● **Directions for this task**
What you return must match the records exactly, with every line included.

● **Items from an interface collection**
---

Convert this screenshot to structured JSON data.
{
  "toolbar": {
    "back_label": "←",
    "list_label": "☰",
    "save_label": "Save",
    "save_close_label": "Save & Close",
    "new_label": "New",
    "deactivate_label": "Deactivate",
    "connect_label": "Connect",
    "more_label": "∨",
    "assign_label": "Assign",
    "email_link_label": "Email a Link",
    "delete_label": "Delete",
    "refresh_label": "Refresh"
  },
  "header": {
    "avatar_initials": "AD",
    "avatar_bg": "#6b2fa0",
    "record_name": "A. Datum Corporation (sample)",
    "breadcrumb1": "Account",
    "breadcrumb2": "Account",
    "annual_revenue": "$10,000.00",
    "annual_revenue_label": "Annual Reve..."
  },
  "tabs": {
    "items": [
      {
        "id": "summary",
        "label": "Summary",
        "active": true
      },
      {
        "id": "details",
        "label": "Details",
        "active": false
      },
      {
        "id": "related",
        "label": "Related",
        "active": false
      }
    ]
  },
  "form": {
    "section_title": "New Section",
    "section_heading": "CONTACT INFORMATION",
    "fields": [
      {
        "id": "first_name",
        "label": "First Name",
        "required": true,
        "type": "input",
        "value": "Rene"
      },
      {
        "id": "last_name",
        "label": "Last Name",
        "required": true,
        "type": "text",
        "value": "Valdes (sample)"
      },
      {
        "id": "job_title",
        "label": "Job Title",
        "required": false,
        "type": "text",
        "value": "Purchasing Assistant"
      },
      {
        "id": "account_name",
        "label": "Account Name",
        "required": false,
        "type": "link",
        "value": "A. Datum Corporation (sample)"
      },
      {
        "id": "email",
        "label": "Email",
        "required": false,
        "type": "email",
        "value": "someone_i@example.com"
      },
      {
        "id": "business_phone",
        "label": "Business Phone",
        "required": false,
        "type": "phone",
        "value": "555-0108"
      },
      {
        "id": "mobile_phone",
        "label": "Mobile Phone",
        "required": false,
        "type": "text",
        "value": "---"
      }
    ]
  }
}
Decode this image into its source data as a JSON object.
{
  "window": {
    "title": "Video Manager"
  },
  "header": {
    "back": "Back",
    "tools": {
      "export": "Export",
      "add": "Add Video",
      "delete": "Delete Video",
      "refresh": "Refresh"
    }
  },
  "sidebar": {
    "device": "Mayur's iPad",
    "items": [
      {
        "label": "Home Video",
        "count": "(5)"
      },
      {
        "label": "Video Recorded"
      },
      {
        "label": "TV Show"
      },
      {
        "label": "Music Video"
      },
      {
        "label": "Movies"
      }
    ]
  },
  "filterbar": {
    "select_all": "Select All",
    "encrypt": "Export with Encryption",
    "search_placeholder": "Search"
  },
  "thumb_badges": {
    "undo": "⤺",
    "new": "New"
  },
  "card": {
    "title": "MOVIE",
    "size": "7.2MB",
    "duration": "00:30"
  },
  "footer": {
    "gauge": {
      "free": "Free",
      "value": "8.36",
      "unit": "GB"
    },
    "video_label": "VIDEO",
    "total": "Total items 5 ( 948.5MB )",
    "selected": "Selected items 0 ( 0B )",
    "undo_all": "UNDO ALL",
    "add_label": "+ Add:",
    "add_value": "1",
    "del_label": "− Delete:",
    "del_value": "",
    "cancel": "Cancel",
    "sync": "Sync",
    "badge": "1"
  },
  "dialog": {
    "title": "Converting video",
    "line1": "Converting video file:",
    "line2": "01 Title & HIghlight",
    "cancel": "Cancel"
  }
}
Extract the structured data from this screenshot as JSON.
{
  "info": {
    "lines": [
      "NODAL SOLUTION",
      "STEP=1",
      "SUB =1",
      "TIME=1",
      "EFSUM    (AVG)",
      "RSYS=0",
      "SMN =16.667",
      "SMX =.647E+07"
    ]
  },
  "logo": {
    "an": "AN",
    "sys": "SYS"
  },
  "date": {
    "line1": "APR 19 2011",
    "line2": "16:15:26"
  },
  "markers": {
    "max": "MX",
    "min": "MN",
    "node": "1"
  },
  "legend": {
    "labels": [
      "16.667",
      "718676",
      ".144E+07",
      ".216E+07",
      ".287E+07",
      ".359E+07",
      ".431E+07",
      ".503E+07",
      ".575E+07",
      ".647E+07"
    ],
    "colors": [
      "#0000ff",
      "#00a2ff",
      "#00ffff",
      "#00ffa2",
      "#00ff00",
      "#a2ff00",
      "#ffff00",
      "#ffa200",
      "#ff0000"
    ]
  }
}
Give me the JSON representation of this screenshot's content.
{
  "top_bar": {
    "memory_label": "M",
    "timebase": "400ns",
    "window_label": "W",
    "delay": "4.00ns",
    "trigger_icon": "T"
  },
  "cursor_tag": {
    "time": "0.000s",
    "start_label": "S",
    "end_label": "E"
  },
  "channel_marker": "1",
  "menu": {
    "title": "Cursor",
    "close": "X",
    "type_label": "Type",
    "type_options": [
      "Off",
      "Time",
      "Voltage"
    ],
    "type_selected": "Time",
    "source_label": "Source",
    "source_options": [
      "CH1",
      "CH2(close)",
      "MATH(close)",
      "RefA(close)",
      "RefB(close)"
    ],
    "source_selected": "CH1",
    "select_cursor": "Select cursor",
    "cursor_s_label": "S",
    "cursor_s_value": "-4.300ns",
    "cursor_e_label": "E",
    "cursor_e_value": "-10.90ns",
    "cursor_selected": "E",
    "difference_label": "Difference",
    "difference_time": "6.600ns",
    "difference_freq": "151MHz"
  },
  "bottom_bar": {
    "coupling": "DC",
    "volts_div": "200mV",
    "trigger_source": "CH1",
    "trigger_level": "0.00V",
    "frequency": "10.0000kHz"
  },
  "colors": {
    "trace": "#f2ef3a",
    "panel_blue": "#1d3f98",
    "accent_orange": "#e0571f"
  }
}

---

● **Response**
Convert this screenshot to structured JSON data.
{
  "toolbar": {
    "back_label": "←",
    "list_label": "☰",
    "save_label": "Save",
    "save_close_label": "Save & Close",
    "new_label": "New",
    "deactivate_label": "Deactivate",
    "connect_label": "Connect",
    "more_label": "∨",
    "assign_label": "Assign",
    "email_link_label": "Email a Link",
    "delete_label": "Delete",
    "refresh_label": "Refresh"
  },
  "header": {
    "avatar_initials": "AD",
    "avatar_bg": "#6b2fa0",
    "record_name": "A. Datum Corporation (sample)",
    "breadcrumb1": "Account",
    "breadcrumb2": "Account",
    "annual_revenue": "$10,000.00",
    "annual_revenue_label": "Annual Reve..."
  },
  "tabs": {
    "items": [
      {
        "id": "summary",
        "label": "Summary",
        "active": true
      },
      {
        "id": "details",
        "label": "Details",
        "active": false
      },
      {
        "id": "related",
        "label": "Related",
        "active": false
      }
    ]
  },
  "form": {
    "section_title": "New Section",
    "section_heading": "CONTACT INFORMATION",
    "fields": [
      {
        "id": "first_name",
        "label": "First Name",
        "required": true,
        "type": "input",
        "value": "Rene"
      },
      {
        "id": "last_name",
        "label": "Last Name",
        "required": true,
        "type": "text",
        "value": "Valdes (sample)"
      },
      {
        "id": "job_title",
        "label": "Job Title",
        "required": false,
        "type": "text",
        "value": "Purchasing Assistant"
      },
      {
        "id": "account_name",
        "label": "Account Name",
        "required": false,
        "type": "link",
        "value": "A. Datum Corporation (sample)"
      },
      {
        "id": "email",
        "label": "Email",
        "required": false,
        "type": "email",
        "value": "someone_i@example.com"
      },
      {
        "id": "business_phone",
        "label": "Business Phone",
        "required": false,
        "type": "phone",
        "value": "555-0108"
      },
      {
        "id": "mobile_phone",
        "label": "Mobile Phone",
        "required": false,
        "type": "text",
        "value": "---"
      }
    ]
  }
}
Decode this image into its source data as a JSON object.
{
  "window": {
    "title": "Video Manager"
  },
  "header": {
    "back": "Back",
    "tools": {
      "export": "Export",
      "add": "Add Video",
      "delete": "Delete Video",
      "refresh": "Refresh"
    }
  },
  "sidebar": {
    "device": "Mayur's iPad",
    "items": [
      {
        "label": "Home Video",
        "count": "(5)"
      },
      {
        "label": "Video Recorded"
      },
      {
        "label": "TV Show"
      },
      {
        "label": "Music Video"
      },
      {
        "label": "Movies"
      }
    ]
  },
  "filterbar": {
    "select_all": "Select All",
    "encrypt": "Export with Encryption",
    "search_placeholder": "Search"
  },
  "thumb_badges": {
    "undo": "⤺",
    "new": "New"
  },
  "card": {
    "title": "MOVIE",
    "size": "7.2MB",
    "duration": "00:30"
  },
  "footer": {
    "gauge": {
      "free": "Free",
      "value": "8.36",
      "unit": "GB"
    },
    "video_label": "VIDEO",
    "total": "Total items 5 ( 948.5MB )",
    "selected": "Selected items 0 ( 0B )",
    "undo_all": "UNDO ALL",
    "add_label": "+ Add:",
    "add_value": "1",
    "del_label": "− Delete:",
    "del_value": "",
    "cancel": "Cancel",
    "sync": "Sync",
    "badge": "1"
  },
  "dialog": {
    "title": "Converting video",
    "line1": "Converting video file:",
    "line2": "01 Title & HIghlight",
    "cancel": "Cancel"
  }
}
Extract the structured data from this screenshot as JSON.
{
  "info": {
    "lines": [
      "NODAL SOLUTION",
      "STEP=1",
      "SUB =1",
      "TIME=1",
      "EFSUM    (AVG)",
      "RSYS=0",
      "SMN =16.667",
      "SMX =.647E+07"
    ]
  },
  "logo": {
    "an": "AN",
    "sys": "SYS"
  },
  "date": {
    "line1": "APR 19 2011",
    "line2": "16:15:26"
  },
  "markers": {
    "max": "MX",
    "min": "MN",
    "node": "1"
  },
  "legend": {
    "labels": [
      "16.667",
      "718676",
      ".144E+07",
      ".216E+07",
      ".287E+07",
      ".359E+07",
      ".431E+07",
      ".503E+07",
      ".575E+07",
      ".647E+07"
    ],
    "colors": [
      "#0000ff",
      "#00a2ff",
      "#00ffff",
      "#00ffa2",
      "#00ff00",
      "#a2ff00",
      "#ffff00",
      "#ffa200",
      "#ff0000"
    ]
  }
}
Give me the JSON representation of this screenshot's content.
{
  "top_bar": {
    "memory_label": "M",
    "timebase": "400ns",
    "window_label": "W",
    "delay": "4.00ns",
    "trigger_icon": "T"
  },
  "cursor_tag": {
    "time": "0.000s",
    "start_label": "S",
    "end_label": "E"
  },
  "channel_marker": "1",
  "menu": {
    "title": "Cursor",
    "close": "X",
    "type_label": "Type",
    "type_options": [
      "Off",
      "Time",
      "Voltage"
    ],
    "type_selected": "Time",
    "source_label": "Source",
    "source_options": [
      "CH1",
      "CH2(close)",
      "MATH(close)",
      "RefA(close)",
      "RefB(close)"
    ],
    "source_selected": "CH1",
    "select_cursor": "Select cursor",
    "cursor_s_label": "S",
    "cursor_s_value": "-4.300ns",
    "cursor_e_label": "E",
    "cursor_e_value": "-10.90ns",
    "cursor_selected": "E",
    "difference_label": "Difference",
    "difference_time": "6.600ns",
    "difference_freq": "151MHz"
  },
  "bottom_bar": {
    "coupling": "DC",
    "volts_div": "200mV",
    "trigger_source": "CH1",
    "trigger_level": "0.00V",
    "frequency": "10.0000kHz"
  },
  "colors": {
    "trace": "#f2ef3a",
    "panel_blue": "#1d3f98",
    "accent_orange": "#e0571f"
  }
}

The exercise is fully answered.